Team: Duke Blue Devils
W-L: 6-7 (3-5)
Postseason: 48-34 Belk Bowl loss to Cincinnati
Top Offensive Performer: Conner Vernon, WR
Top Defensive Performer: Ross Cockrell, CB
It almost feels like two separate seasons for Duke. First there was the 6-2 start, culminating in their exciting last-minute victory over archrival North Carolina that gave the Blue Devils their first six-win season since 1994. And then there was the rest; an 0-5 finish that saw them outscored by a combined score of 246-130. So while we’ll certainly commend Duke for ending an 18-year postseason drought, it’s also difficult to look upon 2012 as a complete success in hindsight, considering how disappointing the end was. But when looking at the successful part of the equation, you don’t have to look past the offense.
Under David Cutcliffe, Duke’s program has mostly grown gradually as a result of their passing offense and the star tandem of QB Sean Renfree and WR Conner Vernon. However, in 2012, that improvement was sped up immensely, as the team scored 31.5 points per game (versus just 22.4 last season). The Blue Devils scored 35 points or more five different times, and most importantly, possessed one of the country’s best passing attacks. Whether it was Renfree or backup (and 2013 starter) Anthony Boone, Duke’s quarterbacks averaged over 280 yards per game through the air (good for 31st in the country). And while the passers were/are certainly a big part of that, there’s also plenty of credit due to the team’s expert wide receivers. Vernon and Jamison Crowder were outstanding this season, even by their elevated standards. Combined, they had 161 catches, 2,148 yards and 16 touchdowns — all among the most impressive figures in the country for a receiving duo. The running game, while underwhelming overall (ranked 100th in the FBS), also showed marked improvement over 2011 (115th), and was a big part of many of the team’s big victories this time around.
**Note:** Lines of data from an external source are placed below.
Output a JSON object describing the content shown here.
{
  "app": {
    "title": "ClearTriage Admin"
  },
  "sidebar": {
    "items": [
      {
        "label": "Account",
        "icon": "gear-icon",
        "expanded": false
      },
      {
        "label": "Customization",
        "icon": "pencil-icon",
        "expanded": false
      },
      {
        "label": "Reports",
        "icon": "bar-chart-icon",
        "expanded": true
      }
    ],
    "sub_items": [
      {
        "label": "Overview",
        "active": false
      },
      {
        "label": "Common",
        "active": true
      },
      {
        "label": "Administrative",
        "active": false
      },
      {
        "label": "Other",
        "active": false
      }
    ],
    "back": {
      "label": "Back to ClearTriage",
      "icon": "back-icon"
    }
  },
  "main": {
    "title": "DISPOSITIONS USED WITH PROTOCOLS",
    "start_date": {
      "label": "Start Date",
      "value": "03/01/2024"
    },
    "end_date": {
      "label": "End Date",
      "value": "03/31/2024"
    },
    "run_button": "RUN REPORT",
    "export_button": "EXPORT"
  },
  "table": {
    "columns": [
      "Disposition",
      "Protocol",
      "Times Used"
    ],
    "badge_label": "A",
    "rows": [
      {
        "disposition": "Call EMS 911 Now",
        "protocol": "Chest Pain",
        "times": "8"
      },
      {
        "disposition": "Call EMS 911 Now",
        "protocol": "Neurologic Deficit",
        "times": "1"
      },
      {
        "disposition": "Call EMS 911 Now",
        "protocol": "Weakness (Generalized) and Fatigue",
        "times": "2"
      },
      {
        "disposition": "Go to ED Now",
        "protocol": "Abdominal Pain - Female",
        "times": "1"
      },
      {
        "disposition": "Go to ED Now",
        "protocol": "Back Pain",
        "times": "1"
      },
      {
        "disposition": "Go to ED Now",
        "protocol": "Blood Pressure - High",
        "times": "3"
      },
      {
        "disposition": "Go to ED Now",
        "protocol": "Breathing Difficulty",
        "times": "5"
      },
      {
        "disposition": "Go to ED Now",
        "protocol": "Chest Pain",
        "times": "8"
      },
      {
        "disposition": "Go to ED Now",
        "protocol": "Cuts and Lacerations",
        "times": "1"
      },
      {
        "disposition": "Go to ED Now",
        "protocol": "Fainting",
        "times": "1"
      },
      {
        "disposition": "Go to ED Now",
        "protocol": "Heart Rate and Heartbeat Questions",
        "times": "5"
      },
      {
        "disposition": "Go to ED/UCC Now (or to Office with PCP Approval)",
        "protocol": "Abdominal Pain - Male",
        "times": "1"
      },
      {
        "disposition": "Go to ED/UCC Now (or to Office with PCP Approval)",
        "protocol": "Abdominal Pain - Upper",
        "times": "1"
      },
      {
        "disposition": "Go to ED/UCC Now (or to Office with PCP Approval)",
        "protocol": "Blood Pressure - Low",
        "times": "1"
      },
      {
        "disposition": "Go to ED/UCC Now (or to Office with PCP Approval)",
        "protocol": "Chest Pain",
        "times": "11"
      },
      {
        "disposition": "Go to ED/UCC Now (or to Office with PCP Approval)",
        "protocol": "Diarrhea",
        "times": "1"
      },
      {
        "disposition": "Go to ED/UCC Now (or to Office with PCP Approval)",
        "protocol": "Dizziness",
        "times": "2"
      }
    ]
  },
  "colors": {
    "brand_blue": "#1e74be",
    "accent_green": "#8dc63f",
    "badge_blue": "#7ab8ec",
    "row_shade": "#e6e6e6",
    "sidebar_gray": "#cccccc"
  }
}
Where Duke ultimately came unraveled this season was on the defensive side of the ball. After a strong start, even standout corner Ross Cockrell was a liability as the team allowed each of its last five opponents to score 42 points ore more. Going back further, each of Duke’s final seven opponents scored at least 30 against them. And even worse, on the season, the Blue Devils were 110th in scoring D and 109th in total defense. As much as the “resurgence” story revolved around an improved defense, I just never saw it (and opposing offenses never did either). From the one instance I witnessed Duke’s defense in person — against a Stanford team then led by Josh Nunes — I saw a team that could not effectively rush the passer, and was easily burned by quicker and more physical receivers. So if you’re in search of the reason behind Duke’s second-half struggles, look no further than the D. Regardless of how effective your offense is, it’s difficult to win games when your defense can’t stop anyone. This team’s defense let its final five opponents all score well above their respective season averages, and predictably lost all of those games.
Looking toward the future, Cutcliffe seems committed to the program, but next year will sort of be like starting over. Vernon and Renfree were four-year projects who ended up leaving the university as some of the better players Duke’s ever had (and Vernon may be the best they’ve ever had, period). Next year, it’ll be up to Boone and Crowder to carry the torch. But in order for this program to consistently get to that six-win plateau, it’ll take a constant churn of quality recruits (like those mentioned). And now that they’ve broken the streak of futility, six wins should no longer be enough. Cutcliffe’s success has been measured by last season thus far. Now that bar has to be set much higher.